Slip and Fall Injury
Slip and Fall accidents can happen anywhere and for a variety of reasons. Wet or slippery surfaces, uneven flooring, or hazards and debris can all lead to a trip or a slip that results in a significant injury. If you have been in a slip and fall accident, you might be suffering from blunt trauma, ligament tears, a broken hip, a neck injury, or a concussion, all of which are common following a fall. Many people experience feelings of embarrassment and shame following a slip and fall accident, assuming that their own clumsiness is responsible for their injury.
While people are expected to exercise reasonable caution when it comes to hazards that are highly visible and easy to avoid, there is a strong chance that your slip and fall injury was caused by someone’s failure to keep your walking path safe and clean. If this is the case with your accident, then there is no need for you to bear the personal or financial burden of the medical treatment and missed work surrounding your fall.
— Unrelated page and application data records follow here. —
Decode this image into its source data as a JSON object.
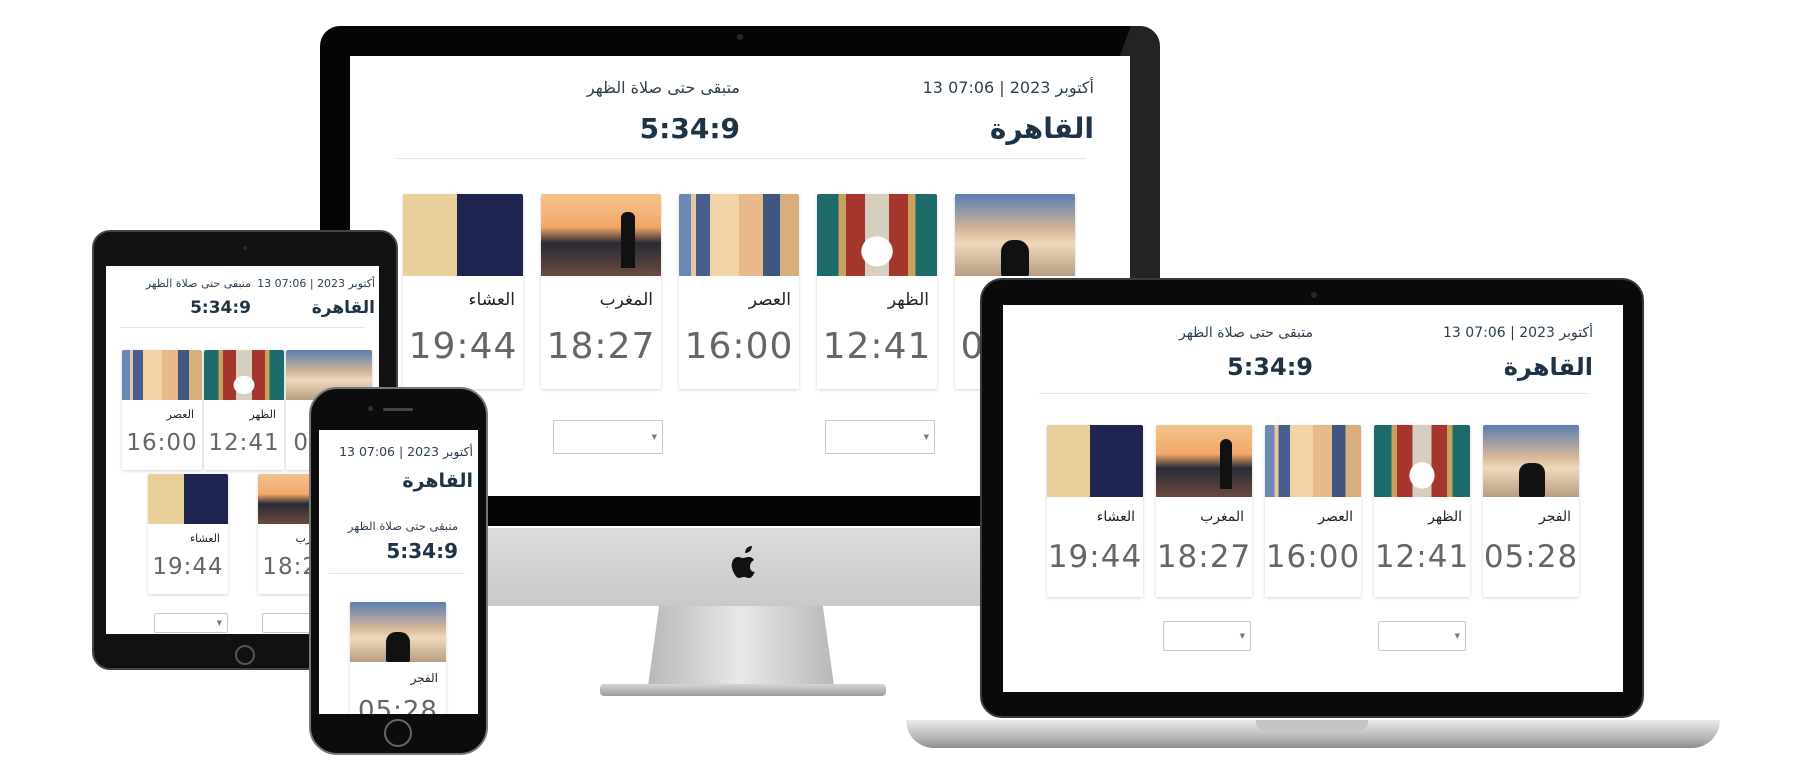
{
  "header": {
    "date_time": "13 أكتوبر 2023 | 07:06",
    "city": "القاهرة",
    "remaining_label": "متبقى حتى صلاة الظهر",
    "countdown": "5:34:9"
  },
  "prayers": [
    {
      "name": "الفجر",
      "time": "05:28",
      "image": "fajr"
    },
    {
      "name": "الظهر",
      "time": "12:41",
      "image": "dhuhr"
    },
    {
      "name": "العصر",
      "time": "16:00",
      "image": "asr"
    },
    {
      "name": "المغرب",
      "time": "18:27",
      "image": "maghrib"
    },
    {
      "name": "العشاء",
      "time": "19:44",
      "image": "isha"
    }
  ],
  "colors": {
    "text": "#2c3e50",
    "heading": "#1f3347",
    "time": "#666666"
  },
  "icons": {
    "apple": "apple-logo-icon",
    "select_caret": "caret-down-icon"
  }
}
Determining Liability in a Slip and Fall Accident:
The law here can be quite murky. What is considered to be “reasonable” caution on the part of the slip and fall victim is often up for debate, as is what could be considered “reasonable” on the part of the property owner or that owner’s employee. In order for the property owner to be considered liable for a slip and fall accident, one of the following criteria must be met:
The property owner or employee must have caused the condition that led to the victim’s fall. I.E., the property owner caused a spill that resulted in dangerous, slippery conditions.
The property owner or employee knew of a dangerous situation and did nothing to rectify it.
The property owner or employee should have discovered the dangerous condition because a “reasonable” person would have discovered the hazard and made moves to rectify it. This situation requires the property owner or their employees to conduct regular safety checks.
If you are involved in a slip and fall accident, do your best to take a photo of the environment and hazards at the time of your fall. Property owners can easily clear hazards by the time a lawsuit is filed, which can make dangerous conditions difficult to prove.